His group’s first study was conducted in an alley that is frequently used to park bicycles. ..the researchers created two conditions: one of order and the other of disorder. In the former, the walls of the alley were freshly painted; in the latter, they were tagged with graffiti ….In both states a large sign prohibiting graffiti was put up, so that it would not be missed by anyone who came to collect a bicycle. All the bikes then had a flyer promoting a non-existent sports shop attached to their handlebars. This needed to be removed before a bicycle could be ridden. When owners returned, their behaviour was secretly observed. There were no rubbish bins in the alley, so a cyclist had three choices. He could take the flyer with him, hang it on another bicycle (which the researchers counted as littering) or throw it to the floor. When the alley contained graffiti, 69% of the riders littered compared with 33% when the walls were clean.

Do the Broken Windows theory and Power of Context apply to an organization? Can we radically improve the organizational environment to foster professional behavior? Hoarding information, dirty office politics, taking undeserving credit, favouritism, all can be broken windows. Bringing right culture is a lot of fixing broken windows.

Software development is notoriously known for falling quickly into tar pit.

In the book The Pragmatic Programmer, Andrew Hunt and David Thomas look into Broken Windows in software developments:

“There are many factors that can contribute to software rot. The most important one seems to be the psychology, or culture, at work on a project. Even if you are a team of one, your project’s psychology can be a very delicate thing. Despite the best laid plans and the best people, a project can still experience ruin and decay during its lifetime. Yet there are other projects that, despite enormous difficulties and constant setbacks, successfully fight nature’s tendency toward disorder and manage to come out pretty well.”

Bad design, wrong decisions or poor code can be broken windows, which warrants fixing as soon as they are discovered. Agile development framework like Scrum is good in the way that the underlying framework makes fixing broken windows highly desirable. High order of transparency and rapid feedback mechanism with continuous integration, pair programming, daily scrums all encourage fixing broken windows.

Let the windows shine.

Agile – real or placebo?

Is Agile software development just a placebo effect ? Do we get better results because we expect and believe things will get better?
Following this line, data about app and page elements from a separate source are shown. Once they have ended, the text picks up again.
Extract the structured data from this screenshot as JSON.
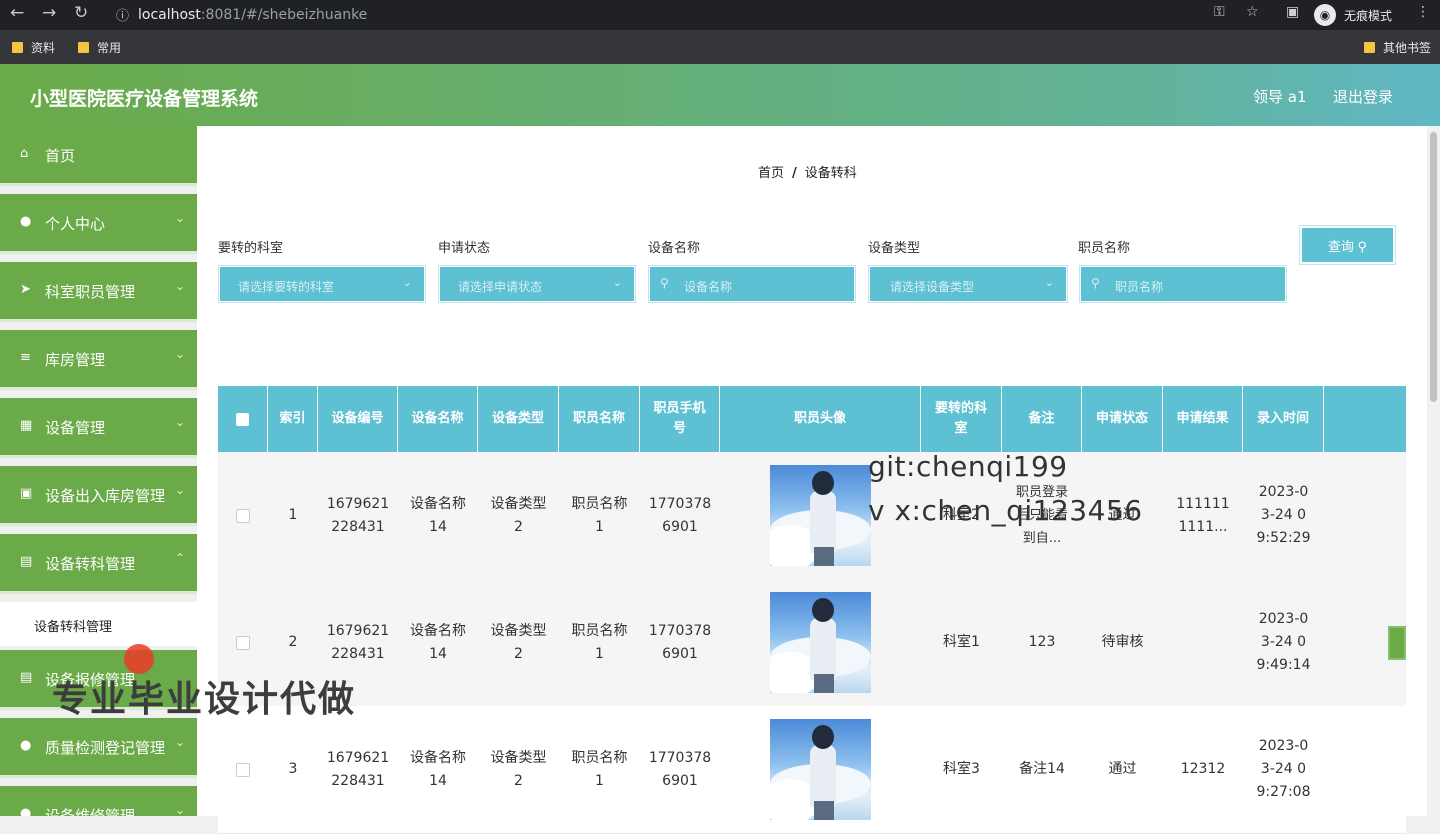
{
  "browser": {
    "url_host": "localhost",
    "url_port_path": ":8081/#/shebeizhuanke",
    "incognito_label": "无痕模式",
    "bookmarks": [
      "资料",
      "常用"
    ],
    "other_bookmarks": "其他书签"
  },
  "header": {
    "title": "小型医院医疗设备管理系统",
    "user": "领导 a1",
    "logout": "退出登录"
  },
  "sidebar": {
    "items": [
      {
        "label": "首页",
        "icon": "home-icon"
      },
      {
        "label": "个人中心",
        "icon": "user-icon"
      },
      {
        "label": "科室职员管理",
        "icon": "send-icon"
      },
      {
        "label": "库房管理",
        "icon": "list-icon"
      },
      {
        "label": "设备管理",
        "icon": "grid-icon"
      },
      {
        "label": "设备出入库房管理",
        "icon": "box-icon"
      },
      {
        "label": "设备转科管理",
        "icon": "clipboard-icon"
      },
      {
        "label": "设备报修管理",
        "icon": "clipboard-icon"
      },
      {
        "label": "质量检测登记管理",
        "icon": "user-icon"
      },
      {
        "label": "设备维修管理",
        "icon": "user-icon"
      }
    ],
    "sub_item": "设备转科管理"
  },
  "breadcrumb": {
    "home": "首页",
    "sep": "/",
    "current": "设备转科"
  },
  "filters": {
    "dept": {
      "label": "要转的科室",
      "placeholder": "请选择要转的科室"
    },
    "status": {
      "label": "申请状态",
      "placeholder": "请选择申请状态"
    },
    "device_name": {
      "label": "设备名称",
      "placeholder": "设备名称"
    },
    "device_type": {
      "label": "设备类型",
      "placeholder": "请选择设备类型"
    },
    "staff_name": {
      "label": "职员名称",
      "placeholder": "职员名称"
    },
    "query_label": "查询"
  },
  "table": {
    "columns": [
      "索引",
      "设备编号",
      "设备名称",
      "设备类型",
      "职员名称",
      "职员手机号",
      "职员头像",
      "要转的科室",
      "备注",
      "申请状态",
      "申请结果",
      "录入时间"
    ],
    "rows": [
      {
        "index": "1",
        "code": "1679621228431",
        "name": "设备名称14",
        "type": "设备类型2",
        "staff": "职员名称1",
        "phone": "17703786901",
        "dept": "科室2",
        "note": "职员登录后只能看到自...",
        "status": "通过",
        "result": "1111111111...",
        "time": "2023-03-24 09:52:29"
      },
      {
        "index": "2",
        "code": "1679621228431",
        "name": "设备名称14",
        "type": "设备类型2",
        "staff": "职员名称1",
        "phone": "17703786901",
        "dept": "科室1",
        "note": "123",
        "status": "待审核",
        "result": "",
        "time": "2023-03-24 09:49:14"
      },
      {
        "index": "3",
        "code": "1679621228431",
        "name": "设备名称14",
        "type": "设备类型2",
        "staff": "职员名称1",
        "phone": "17703786901",
        "dept": "科室3",
        "note": "备注14",
        "status": "通过",
        "result": "12312",
        "time": "2023-03-24 09:27:08"
      }
    ]
  },
  "watermarks": {
    "git": "git:chenqi199",
    "vx": "v x:chen_qi123456",
    "cn": "专业毕业设计代做"
  },
  "colors": {
    "green": "#6aaa48",
    "teal": "#5ec1d3"
  }
}
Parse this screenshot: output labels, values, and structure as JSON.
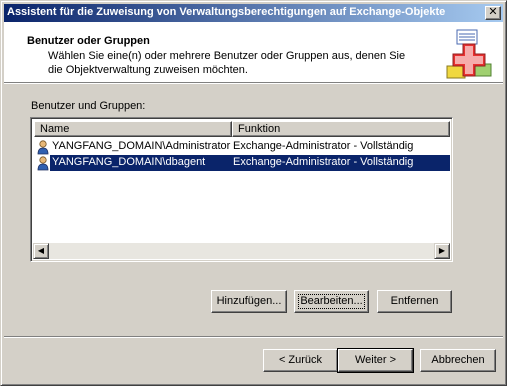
{
  "window": {
    "title": "Assistent für die Zuweisung von Verwaltungsberechtigungen auf Exchange-Objekte",
    "close_glyph": "✕"
  },
  "header": {
    "title": "Benutzer oder Gruppen",
    "description": "Wählen Sie eine(n) oder mehrere Benutzer oder Gruppen aus, denen Sie die Objektverwaltung zuweisen möchten.",
    "icon": "exchange-wizard-icon"
  },
  "group_label": "Benutzer und Gruppen:",
  "list": {
    "columns": [
      "Name",
      "Funktion"
    ],
    "rows": [
      {
        "name": "YANGFANG_DOMAIN\\Administrator",
        "role": "Exchange-Administrator - Vollständig",
        "selected": false,
        "icon": "user-icon"
      },
      {
        "name": "YANGFANG_DOMAIN\\dbagent",
        "role": "Exchange-Administrator - Vollständig",
        "selected": true,
        "icon": "user-icon"
      }
    ],
    "scroll_left_glyph": "◀",
    "scroll_right_glyph": "▶"
  },
  "actions": {
    "add": "Hinzufügen...",
    "edit": "Bearbeiten...",
    "remove": "Entfernen"
  },
  "footer": {
    "back": "< Zurück",
    "next": "Weiter >",
    "cancel": "Abbrechen"
  }
}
Or is there something more to Agile?

Linda Rising continues to enthrall us in seeing agile way of developing software in a different perspective. Earlier it was aping the ape, which gave us new insight in seeing teams.

This time she ponders if the same belief system which makes placebo work in medicine makes agile work in software development.  She believes that the belief system in agile makes many good things happen in agile.  Sheep, it seems, are the believers.

Though I found it interesting, I found it difficult to see the direct connection. Nevertheless it raised some beautiful questions which makes you think. But at the end of the day – does it matter? She says it doesn’t.

Behavioral economist Dan Ariely devotes a chapter on placebo in his book Predictably Irrational . Quote from it: “Placebo comes from the Latin for “I shall please.” The term was used in the fourteenth century to refer to sham mourners who were hired to wail and sob for the deceased at funerals. By 1785 it appeared in the _New Medical Dictionary,__ attached to marginal practices of medicine”. Dan Ariely says, two mechanism shape expectations that make placebos work, one is belief and other is conditioning.

How will a patient react if she knows she is on placebo? How will an agile developer react? If agile is offering placebo, what reason is there to believe that waterfall didn’t? After all, more managers backed waterfall than agile. If placebo is defined as pseudo-treatment with real cure, which part of agile is really pseudo?

Anyway, whatever the questions are, it’s refreshing to see Dr.Linda Rising bringing forth another interesting perspective.